▸ **EXERCISE AIM**
Copy each line of the material below that includes the string "icon".

[[ SUPPLIED RECORDS open ]]

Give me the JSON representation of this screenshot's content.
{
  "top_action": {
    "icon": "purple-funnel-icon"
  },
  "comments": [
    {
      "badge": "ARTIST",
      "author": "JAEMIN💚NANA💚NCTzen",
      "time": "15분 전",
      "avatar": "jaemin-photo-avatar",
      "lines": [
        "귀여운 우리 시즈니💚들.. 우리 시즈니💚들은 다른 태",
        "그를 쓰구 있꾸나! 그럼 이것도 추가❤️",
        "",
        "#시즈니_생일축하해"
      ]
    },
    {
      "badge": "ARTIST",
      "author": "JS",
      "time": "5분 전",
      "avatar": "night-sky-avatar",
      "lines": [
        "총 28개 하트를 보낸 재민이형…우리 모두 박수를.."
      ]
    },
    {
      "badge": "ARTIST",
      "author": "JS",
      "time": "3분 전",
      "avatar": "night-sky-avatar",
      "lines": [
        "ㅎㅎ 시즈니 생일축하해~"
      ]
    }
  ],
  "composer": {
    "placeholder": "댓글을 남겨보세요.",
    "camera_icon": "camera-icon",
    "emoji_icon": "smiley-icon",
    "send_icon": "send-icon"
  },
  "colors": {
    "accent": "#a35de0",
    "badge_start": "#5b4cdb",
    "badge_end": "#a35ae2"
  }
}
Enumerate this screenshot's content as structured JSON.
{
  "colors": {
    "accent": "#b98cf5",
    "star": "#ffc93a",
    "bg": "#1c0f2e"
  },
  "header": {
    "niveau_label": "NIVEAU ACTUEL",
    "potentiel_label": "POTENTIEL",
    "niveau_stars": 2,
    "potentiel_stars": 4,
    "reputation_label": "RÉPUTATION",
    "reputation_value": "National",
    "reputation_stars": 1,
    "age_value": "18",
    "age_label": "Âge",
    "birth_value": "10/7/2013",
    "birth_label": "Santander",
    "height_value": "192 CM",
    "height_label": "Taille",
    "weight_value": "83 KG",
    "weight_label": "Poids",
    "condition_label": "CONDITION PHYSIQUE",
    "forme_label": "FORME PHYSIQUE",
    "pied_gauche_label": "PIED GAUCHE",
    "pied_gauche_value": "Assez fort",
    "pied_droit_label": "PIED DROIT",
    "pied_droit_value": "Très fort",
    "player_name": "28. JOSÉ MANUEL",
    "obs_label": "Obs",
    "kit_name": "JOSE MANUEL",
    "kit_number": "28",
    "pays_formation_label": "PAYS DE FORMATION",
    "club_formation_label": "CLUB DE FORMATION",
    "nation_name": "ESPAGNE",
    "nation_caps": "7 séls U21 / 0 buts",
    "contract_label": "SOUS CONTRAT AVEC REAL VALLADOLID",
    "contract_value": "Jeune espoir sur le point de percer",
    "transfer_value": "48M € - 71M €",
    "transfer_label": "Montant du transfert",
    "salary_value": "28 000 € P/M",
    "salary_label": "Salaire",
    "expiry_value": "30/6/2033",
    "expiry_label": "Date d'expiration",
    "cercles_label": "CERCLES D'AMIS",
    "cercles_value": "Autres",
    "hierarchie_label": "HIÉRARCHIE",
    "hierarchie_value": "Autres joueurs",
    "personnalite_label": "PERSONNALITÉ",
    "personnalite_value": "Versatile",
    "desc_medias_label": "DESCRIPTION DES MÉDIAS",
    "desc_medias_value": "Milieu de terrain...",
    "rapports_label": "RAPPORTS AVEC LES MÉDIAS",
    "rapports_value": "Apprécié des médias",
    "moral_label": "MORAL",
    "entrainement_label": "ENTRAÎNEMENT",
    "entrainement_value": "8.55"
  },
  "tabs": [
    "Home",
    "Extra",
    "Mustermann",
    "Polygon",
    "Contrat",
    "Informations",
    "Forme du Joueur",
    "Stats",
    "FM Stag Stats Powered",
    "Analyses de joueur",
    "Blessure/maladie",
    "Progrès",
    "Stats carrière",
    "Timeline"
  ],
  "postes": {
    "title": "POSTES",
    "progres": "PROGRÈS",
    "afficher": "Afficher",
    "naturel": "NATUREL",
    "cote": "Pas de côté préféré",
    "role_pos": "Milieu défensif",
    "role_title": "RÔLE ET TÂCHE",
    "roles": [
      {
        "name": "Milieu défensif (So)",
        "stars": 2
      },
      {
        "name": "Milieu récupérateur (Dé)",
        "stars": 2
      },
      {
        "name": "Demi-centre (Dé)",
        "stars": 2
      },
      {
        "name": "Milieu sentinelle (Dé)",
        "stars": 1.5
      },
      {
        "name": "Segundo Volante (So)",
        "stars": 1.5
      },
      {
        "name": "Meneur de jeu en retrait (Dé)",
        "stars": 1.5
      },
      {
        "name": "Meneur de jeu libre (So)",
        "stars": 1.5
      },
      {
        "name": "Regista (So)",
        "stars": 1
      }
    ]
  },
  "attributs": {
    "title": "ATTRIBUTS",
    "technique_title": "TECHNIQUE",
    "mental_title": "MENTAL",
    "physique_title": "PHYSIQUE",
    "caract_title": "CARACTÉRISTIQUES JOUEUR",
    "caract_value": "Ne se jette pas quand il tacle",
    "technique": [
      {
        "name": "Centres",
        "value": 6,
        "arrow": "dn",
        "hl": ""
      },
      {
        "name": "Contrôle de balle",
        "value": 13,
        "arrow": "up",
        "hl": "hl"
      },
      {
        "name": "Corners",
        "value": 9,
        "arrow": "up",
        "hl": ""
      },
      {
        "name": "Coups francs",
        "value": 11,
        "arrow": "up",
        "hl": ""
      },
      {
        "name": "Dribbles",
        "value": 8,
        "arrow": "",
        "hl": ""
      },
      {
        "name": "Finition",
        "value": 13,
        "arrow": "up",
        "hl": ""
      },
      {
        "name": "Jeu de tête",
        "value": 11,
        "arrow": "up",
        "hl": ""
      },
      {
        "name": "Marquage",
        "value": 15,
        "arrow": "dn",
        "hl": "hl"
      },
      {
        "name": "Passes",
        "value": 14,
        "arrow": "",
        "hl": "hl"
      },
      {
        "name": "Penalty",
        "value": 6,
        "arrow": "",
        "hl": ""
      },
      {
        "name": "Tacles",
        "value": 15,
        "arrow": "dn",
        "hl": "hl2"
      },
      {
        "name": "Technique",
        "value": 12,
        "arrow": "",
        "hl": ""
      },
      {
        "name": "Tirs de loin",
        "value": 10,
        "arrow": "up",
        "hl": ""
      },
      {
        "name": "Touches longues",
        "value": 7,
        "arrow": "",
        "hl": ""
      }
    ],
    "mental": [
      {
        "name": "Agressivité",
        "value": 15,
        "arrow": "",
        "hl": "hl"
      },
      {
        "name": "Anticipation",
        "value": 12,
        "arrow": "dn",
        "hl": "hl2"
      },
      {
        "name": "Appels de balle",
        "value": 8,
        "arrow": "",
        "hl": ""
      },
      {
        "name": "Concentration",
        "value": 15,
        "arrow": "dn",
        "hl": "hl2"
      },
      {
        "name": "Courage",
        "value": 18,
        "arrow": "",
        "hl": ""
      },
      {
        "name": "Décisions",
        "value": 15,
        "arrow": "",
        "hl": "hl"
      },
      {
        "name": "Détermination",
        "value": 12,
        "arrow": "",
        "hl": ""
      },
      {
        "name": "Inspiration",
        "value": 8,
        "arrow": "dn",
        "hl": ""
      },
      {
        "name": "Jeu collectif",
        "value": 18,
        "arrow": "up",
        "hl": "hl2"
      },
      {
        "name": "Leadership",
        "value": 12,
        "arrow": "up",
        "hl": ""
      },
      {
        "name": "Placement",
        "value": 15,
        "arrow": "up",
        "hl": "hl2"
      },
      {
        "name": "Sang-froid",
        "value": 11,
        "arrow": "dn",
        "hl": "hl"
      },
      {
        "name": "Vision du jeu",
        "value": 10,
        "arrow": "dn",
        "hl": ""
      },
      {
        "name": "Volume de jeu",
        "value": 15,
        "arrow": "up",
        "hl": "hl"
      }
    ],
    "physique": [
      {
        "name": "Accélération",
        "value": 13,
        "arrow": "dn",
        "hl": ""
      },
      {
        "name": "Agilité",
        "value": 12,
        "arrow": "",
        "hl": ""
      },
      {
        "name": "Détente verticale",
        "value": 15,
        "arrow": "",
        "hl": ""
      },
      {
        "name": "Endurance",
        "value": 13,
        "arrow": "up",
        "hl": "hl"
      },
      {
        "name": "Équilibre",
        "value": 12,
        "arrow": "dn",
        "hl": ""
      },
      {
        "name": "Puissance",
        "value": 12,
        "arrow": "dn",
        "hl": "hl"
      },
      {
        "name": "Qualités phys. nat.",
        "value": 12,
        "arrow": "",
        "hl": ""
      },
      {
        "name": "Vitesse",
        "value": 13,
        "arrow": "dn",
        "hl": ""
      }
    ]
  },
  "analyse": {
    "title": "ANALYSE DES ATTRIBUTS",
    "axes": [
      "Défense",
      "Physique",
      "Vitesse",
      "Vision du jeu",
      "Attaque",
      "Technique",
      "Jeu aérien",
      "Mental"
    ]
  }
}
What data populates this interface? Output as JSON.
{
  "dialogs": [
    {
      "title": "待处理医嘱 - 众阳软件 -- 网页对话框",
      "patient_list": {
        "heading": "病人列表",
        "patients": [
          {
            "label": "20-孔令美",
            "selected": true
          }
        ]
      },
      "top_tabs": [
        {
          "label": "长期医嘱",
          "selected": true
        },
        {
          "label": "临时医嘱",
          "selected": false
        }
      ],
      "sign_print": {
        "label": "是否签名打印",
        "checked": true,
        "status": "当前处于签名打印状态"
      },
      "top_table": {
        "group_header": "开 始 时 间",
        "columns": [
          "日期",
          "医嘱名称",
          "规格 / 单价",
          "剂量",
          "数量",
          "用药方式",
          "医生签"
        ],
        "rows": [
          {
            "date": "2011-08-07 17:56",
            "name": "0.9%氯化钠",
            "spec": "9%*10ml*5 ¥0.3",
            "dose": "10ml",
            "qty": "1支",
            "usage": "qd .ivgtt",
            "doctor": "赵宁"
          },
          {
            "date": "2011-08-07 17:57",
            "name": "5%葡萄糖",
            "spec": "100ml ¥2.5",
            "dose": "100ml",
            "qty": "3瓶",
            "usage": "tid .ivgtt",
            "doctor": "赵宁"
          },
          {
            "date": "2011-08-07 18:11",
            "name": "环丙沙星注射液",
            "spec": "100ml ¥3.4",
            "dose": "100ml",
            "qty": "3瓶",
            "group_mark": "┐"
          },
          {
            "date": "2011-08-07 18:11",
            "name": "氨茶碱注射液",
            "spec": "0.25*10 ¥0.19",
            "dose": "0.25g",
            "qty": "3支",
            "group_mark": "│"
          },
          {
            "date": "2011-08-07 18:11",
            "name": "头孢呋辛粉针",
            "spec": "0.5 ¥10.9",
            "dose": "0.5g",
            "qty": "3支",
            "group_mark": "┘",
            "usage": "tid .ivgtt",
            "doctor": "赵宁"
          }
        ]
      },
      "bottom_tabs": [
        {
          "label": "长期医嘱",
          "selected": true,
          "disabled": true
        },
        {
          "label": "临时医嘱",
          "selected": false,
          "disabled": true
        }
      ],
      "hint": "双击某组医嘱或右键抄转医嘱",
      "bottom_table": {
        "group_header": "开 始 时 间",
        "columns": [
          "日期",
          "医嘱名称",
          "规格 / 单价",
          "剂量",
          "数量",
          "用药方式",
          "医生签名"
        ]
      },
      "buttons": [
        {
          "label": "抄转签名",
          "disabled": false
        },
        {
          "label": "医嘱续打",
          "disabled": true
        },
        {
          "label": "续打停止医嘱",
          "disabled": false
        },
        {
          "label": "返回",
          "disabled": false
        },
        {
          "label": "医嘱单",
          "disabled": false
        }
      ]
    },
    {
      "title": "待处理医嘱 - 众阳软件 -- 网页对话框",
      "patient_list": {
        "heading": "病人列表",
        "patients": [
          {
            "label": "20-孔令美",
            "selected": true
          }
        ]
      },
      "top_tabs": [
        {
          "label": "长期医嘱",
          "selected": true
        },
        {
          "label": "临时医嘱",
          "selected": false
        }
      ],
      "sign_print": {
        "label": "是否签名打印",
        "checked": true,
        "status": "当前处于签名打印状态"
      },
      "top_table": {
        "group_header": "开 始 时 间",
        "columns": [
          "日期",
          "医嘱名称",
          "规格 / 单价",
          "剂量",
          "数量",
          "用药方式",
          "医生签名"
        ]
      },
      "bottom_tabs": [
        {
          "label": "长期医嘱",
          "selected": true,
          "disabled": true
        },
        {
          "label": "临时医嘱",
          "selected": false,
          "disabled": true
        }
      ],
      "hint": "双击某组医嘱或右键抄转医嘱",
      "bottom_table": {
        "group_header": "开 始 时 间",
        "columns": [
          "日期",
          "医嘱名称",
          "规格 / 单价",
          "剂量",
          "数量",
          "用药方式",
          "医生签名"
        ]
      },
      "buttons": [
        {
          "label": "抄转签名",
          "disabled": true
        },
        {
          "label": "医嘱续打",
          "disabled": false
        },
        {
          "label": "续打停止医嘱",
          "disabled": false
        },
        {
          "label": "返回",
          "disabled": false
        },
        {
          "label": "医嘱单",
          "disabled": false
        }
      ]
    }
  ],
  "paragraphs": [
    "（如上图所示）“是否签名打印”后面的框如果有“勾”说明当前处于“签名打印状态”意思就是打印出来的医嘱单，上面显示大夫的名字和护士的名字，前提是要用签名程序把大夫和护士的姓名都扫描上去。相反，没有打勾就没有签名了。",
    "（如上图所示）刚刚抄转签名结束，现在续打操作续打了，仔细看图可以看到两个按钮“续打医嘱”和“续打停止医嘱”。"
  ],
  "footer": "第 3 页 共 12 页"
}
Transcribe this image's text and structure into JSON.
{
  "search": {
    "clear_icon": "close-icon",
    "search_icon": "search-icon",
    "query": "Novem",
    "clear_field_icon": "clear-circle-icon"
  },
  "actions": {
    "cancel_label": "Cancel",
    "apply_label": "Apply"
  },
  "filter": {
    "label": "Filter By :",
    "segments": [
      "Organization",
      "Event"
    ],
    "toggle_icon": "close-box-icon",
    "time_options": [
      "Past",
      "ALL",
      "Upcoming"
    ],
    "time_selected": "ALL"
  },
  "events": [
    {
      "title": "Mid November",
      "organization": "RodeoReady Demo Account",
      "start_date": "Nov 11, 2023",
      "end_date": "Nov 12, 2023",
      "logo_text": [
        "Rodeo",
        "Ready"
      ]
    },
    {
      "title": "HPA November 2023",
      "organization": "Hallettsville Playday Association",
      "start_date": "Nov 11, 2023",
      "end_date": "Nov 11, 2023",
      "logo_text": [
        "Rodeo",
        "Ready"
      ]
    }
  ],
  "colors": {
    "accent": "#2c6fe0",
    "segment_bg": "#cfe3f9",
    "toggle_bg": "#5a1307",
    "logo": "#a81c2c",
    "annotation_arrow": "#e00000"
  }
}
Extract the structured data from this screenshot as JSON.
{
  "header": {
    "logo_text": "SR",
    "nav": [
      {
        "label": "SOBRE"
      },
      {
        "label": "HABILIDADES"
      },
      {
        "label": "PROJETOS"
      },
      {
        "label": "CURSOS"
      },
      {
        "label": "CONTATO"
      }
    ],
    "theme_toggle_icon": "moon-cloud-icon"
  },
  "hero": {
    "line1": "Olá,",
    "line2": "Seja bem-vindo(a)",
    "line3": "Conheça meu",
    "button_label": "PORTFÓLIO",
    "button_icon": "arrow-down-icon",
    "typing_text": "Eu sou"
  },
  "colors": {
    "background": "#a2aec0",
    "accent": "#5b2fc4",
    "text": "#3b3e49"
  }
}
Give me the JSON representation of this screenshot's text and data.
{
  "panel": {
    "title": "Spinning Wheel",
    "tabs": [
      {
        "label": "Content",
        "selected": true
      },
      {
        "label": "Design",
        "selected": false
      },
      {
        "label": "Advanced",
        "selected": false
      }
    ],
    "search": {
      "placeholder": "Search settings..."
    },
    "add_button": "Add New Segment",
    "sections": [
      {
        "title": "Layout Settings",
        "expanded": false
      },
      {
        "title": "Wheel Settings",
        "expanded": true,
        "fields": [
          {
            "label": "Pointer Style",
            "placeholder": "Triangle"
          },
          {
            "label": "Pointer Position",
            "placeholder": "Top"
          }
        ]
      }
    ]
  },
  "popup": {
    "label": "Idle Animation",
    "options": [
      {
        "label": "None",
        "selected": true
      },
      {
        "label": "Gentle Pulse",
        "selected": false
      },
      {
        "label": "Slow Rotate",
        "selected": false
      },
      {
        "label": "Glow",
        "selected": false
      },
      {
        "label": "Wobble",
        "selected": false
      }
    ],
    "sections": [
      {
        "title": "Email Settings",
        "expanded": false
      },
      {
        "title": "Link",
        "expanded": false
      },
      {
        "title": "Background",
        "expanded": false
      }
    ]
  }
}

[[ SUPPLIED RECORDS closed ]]

▸ **EXERCISE SOLUTION**
    "icon": "purple-funnel-icon"
    "camera_icon": "camera-icon",
    "emoji_icon": "smiley-icon",
    "send_icon": "send-icon"
    "clear_icon": "close-icon",
    "search_icon": "search-icon",
    "clear_field_icon": "clear-circle-icon"
    "toggle_icon": "close-box-icon",
    "theme_toggle_icon": "moon-cloud-icon"
    "button_icon": "arrow-down-icon",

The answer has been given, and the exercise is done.